However, the comics appear to be our problem, now, so it looks like I'll have to go to extreme measures to move these books out. I wonder what our customers would think if they came to the store one New Comics Day and saw this on the rack:
77 COPIES OF DRAGONSLAYER #1
Sunday, June 18, 2006
THE RETURN OF KID CHRIS.
Yes, that's right, former employee and star of stage and screen Kid Chris made a return engagement at our shop, filling in for Employee Nathan who's currently out of town
About that pic...I'd been joking at the store about doing a parody of this cover since we received those little plastic Green Lantern rings to coincide with the release of Green Lantern Corps #1 last week. Well, I finally found the time and the willing model to do so, so there you go. Frankly, however, I don't think Kid Chris can do a menacing look. He's more of a convivial evil.
Kid Chris and I did discuss potential endings for Marvel's Civil War series, and cooked up the following possibilities:
1. The series ends when the previously thought dead Hawkeye returns, admonishing the heroes for turning against each other in this time of crisis. "Hey, man, what's with all the bad vibes? Mellow out, dudes."
2. It turns out the Marvel Universe is still in the House of M parallel reality created by the Scarlet Witch, and all the lost lives, revealed identities, etc. from over the course of the series will be reset once she's defeated/subdued/whatever.
3. Reed Richards arrests everybody, claims that they're all guilty, and announces "I'm gonna go home and sleep with my wife." (Little Clue humor there for you.)
Kid Chris popped by the store on Saturday and gifted me with this fine item...a pinback button, made by the Kid his own self, featuring the ray gun from Eightball #23. Fantastic.
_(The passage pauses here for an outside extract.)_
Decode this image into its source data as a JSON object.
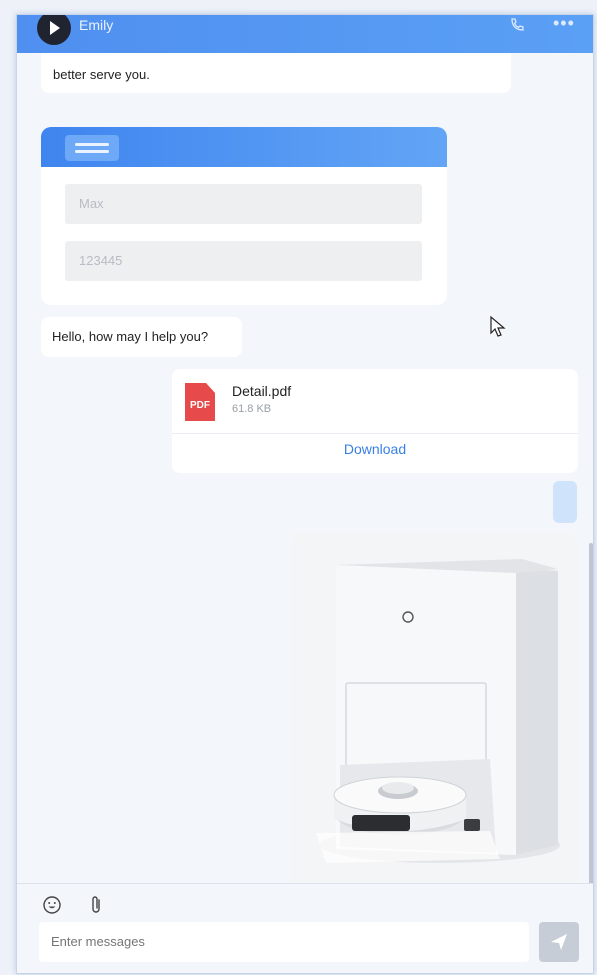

Something I was thinking about...given the large amount of news coverage that Marvel's "surprise revelation" has been receiving lately, we've had surprisingly few non-comic fans (or "civilians," or "mundanes," or "new customers") coming in for the comic in question. (And, come to think of it, I haven't had many inquiries regarding the lesbian Batwoman either.)
I'm not saying Civil War #2 isn't selling...it's selling quite well, actually. The only extra sales the publicity seems to be generating is from folks what already buy the funnybooks on a regular basis.
Used to be a time when a comic could have the barest mention in a real world news source, and our phone would ring off the hook for the next day or two from people asking about it. When Rob Liefeld appeared on a late-night talk show to plug the debut of Youngblood #1, the next day we had a line of people stretching down the block, anxiously waiting their chance to snap up this piece of comics history.
Of course, most of those instances were from the period of Batman movie fervor/speculator market/high public awareness of comics, as contrasted with today, where we're more or less back to "oh, comic books, they still make those?"
Don't have a point to this, really, beyond "things ain't like they were back in the old days." Plus, I wanted to remind some of you that believe it or not, folks once wanted the Youngblood in a bad way.
Things I shouldn't have to say to the customer running a role playing game at the game store next door:
"I don't care if there are dogs present in your game setting, your loud barking is disturbing my customers. Please keep it down."
And yes, I got a dirty look from the person for my trouble, since apparently I'm the jerk.
Hey, a 3-D Superman screensaver, for free! Superman flies through the Metropolis cityscape while your choice of Superman theme songs plays in the background. Available for Windows and Mac.
Here's an similar screensaver featuring Spider-Man from the same site.